And then, Christ Jesus makes the GOVERNMENT of our HEARTS and MINDS possible.

“For God hath not given us the spirit of fear; but of power, and of love, and of a sound mind.” We live in a society where we are constantly being told HOW to think and WHAT to think. And I admit that this is a part of the Christian ministry. But, for us, it is not a dictatorial thing – it should not be without reason and reasoning. God, by his grace and power, gives us the ability to resist the wicked thought – the unbelieving thought – the negative thought.

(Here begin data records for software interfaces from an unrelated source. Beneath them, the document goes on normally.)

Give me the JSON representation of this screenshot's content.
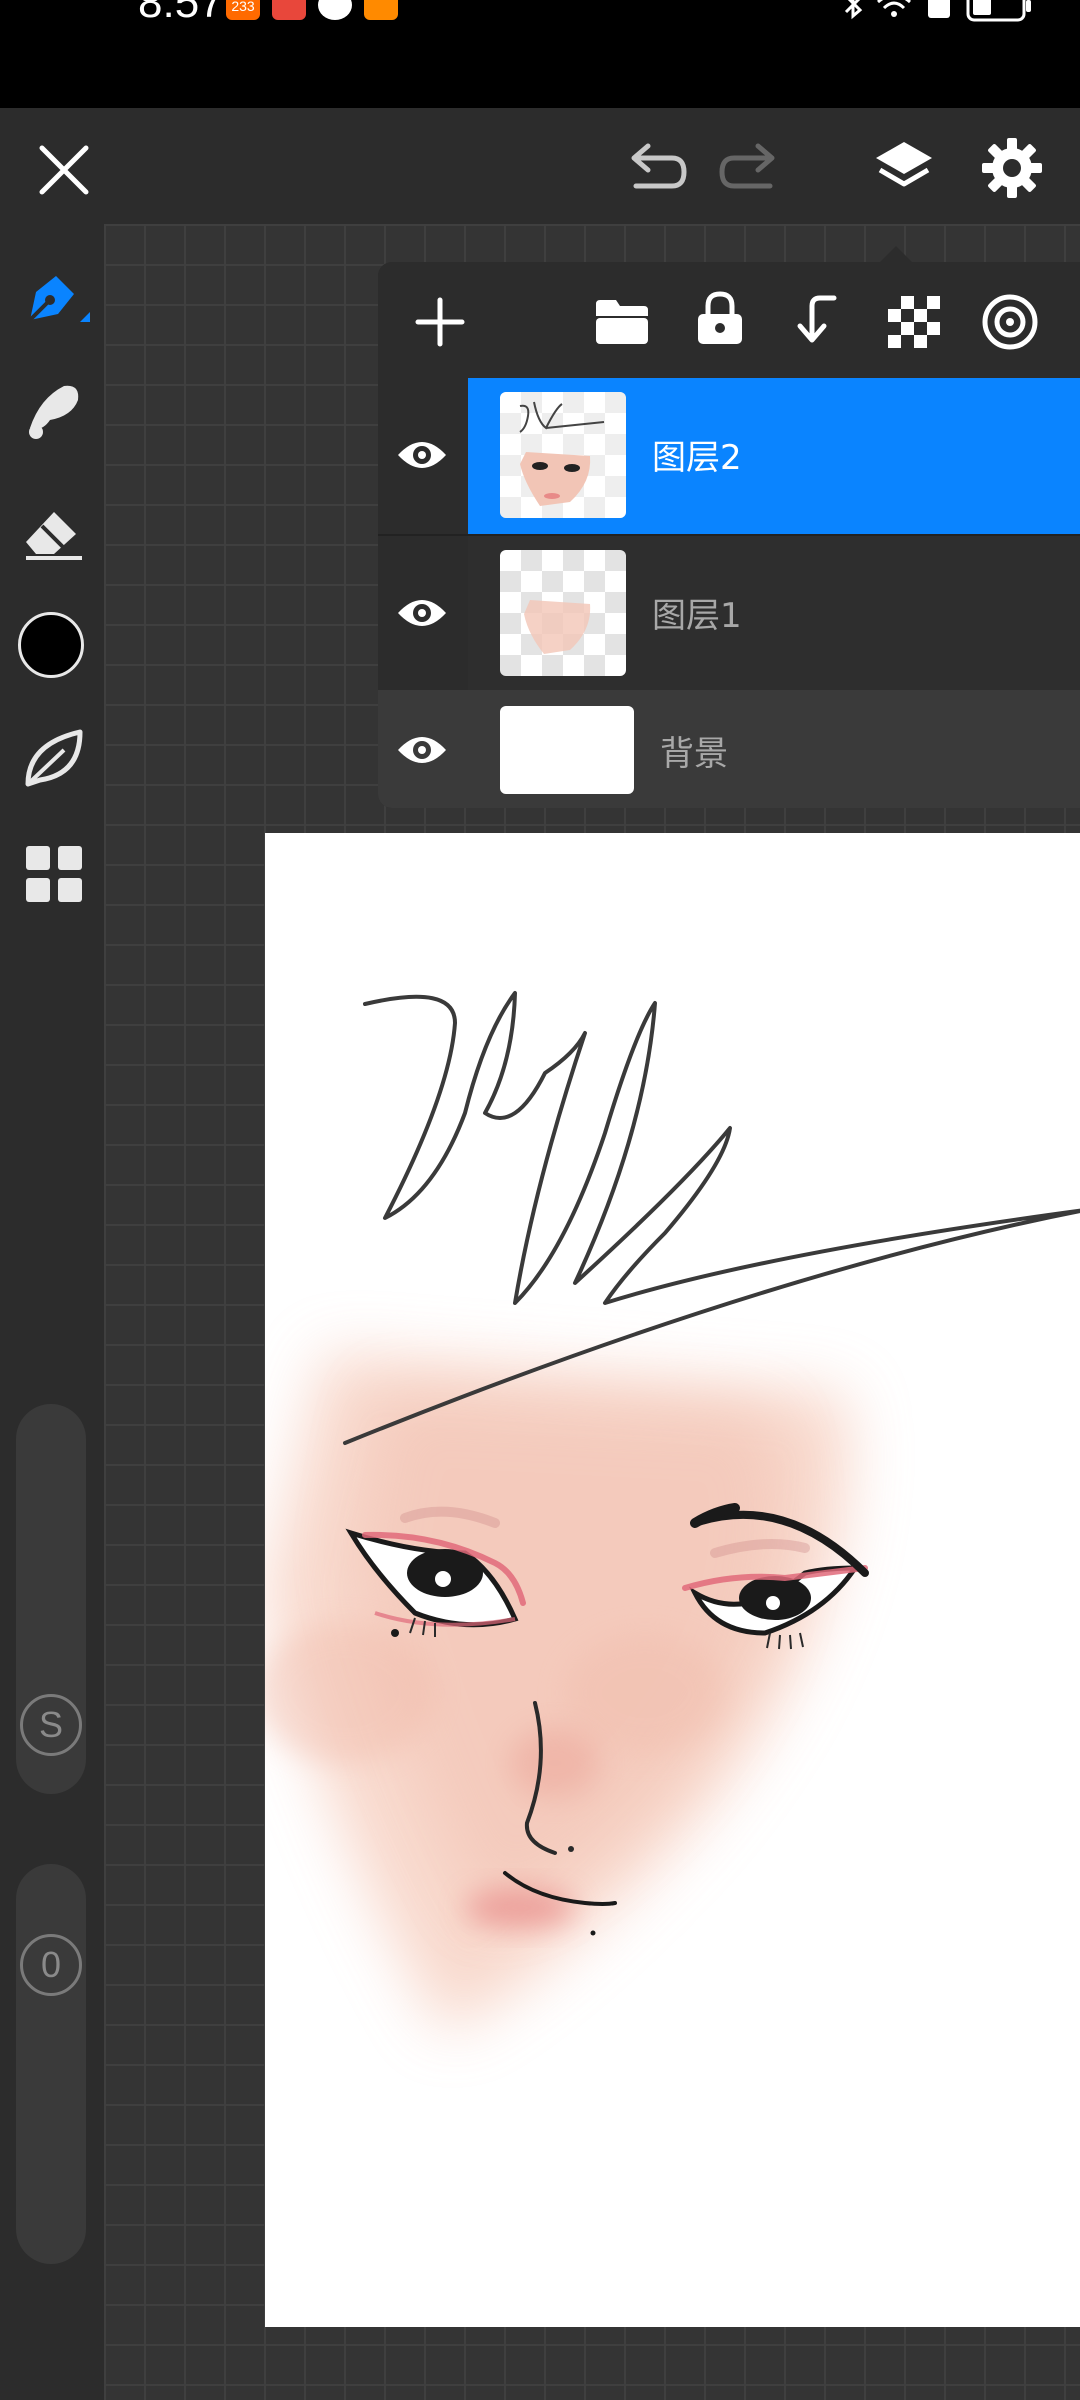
{
  "status_bar": {
    "time": "8:57",
    "notifications": [
      {
        "icon": "app-233-icon",
        "label": "233",
        "color": "#ff6a00"
      },
      {
        "icon": "app-huawei-icon",
        "label": "",
        "color": "#e8473b"
      },
      {
        "icon": "app-browser-icon",
        "label": "",
        "color": "#ffffff"
      },
      {
        "icon": "app-video-icon",
        "label": "",
        "color": "#ff8a00"
      }
    ]
  },
  "app_bar": {
    "close_icon": "close-icon",
    "undo_icon": "undo-icon",
    "redo_icon": "redo-icon",
    "layers_icon": "layers-icon",
    "settings_icon": "settings-icon"
  },
  "tools": [
    {
      "name": "pen-tool",
      "icon": "pen-icon",
      "active": true
    },
    {
      "name": "smudge-tool",
      "icon": "smudge-icon",
      "active": false
    },
    {
      "name": "eraser-tool",
      "icon": "eraser-icon",
      "active": false
    },
    {
      "name": "color-tool",
      "icon": "color-swatch-icon",
      "color": "#000000"
    },
    {
      "name": "leaf-tool",
      "icon": "leaf-icon",
      "active": false
    },
    {
      "name": "gallery-tool",
      "icon": "grid-icon",
      "active": false
    }
  ],
  "size_slider": {
    "label": "S"
  },
  "opacity_slider": {
    "label": "0"
  },
  "layers_panel": {
    "toolbar": [
      "add-icon",
      "folder-icon",
      "lock-icon",
      "merge-down-icon",
      "transparency-icon",
      "target-icon"
    ],
    "layers": [
      {
        "name": "图层2",
        "visible": true,
        "selected": true
      },
      {
        "name": "图层1",
        "visible": true,
        "selected": false
      },
      {
        "name": "背景",
        "visible": true,
        "selected": false
      }
    ]
  },
  "colors": {
    "accent": "#0a84ff",
    "toolbar_bg": "#2c2c2c",
    "canvas_bg": "#343434",
    "paper": "#ffffff"
  }
}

The things of the world are in constant ebb and flow like the tide, and each time the tide comes in, it brings some more of the garbage that is out there. But Christ Jesus is described as the foundation – the substance upon which we can build our hopes and our lives. “He is the Rock, his work is perfect: for all his ways are judgment: a God of truth and without iniquity, just and right is he.” And “ of him are ye in Christ Jesus, who of God is made unto us wisdom (as well as) righteousness, and sanctification, and redemption.” “If any of you lack wisdom, let him ask of God, that giveth to all men liberally, and upbraideth not; and it shall be given him.”

Christ is the means of moderating, ameliorating and amending the natural temperaments with which were either born or raised. Christ wants us to honor and serve HIM – not ourselves, our families or our proclivities and tendencies. Christ wants Timothy and Joshua to grow up – in order to be the leaders this world and God’s churches need. “God hath not give us the spirit of fear; but of power, and of love, and of a sound mind.”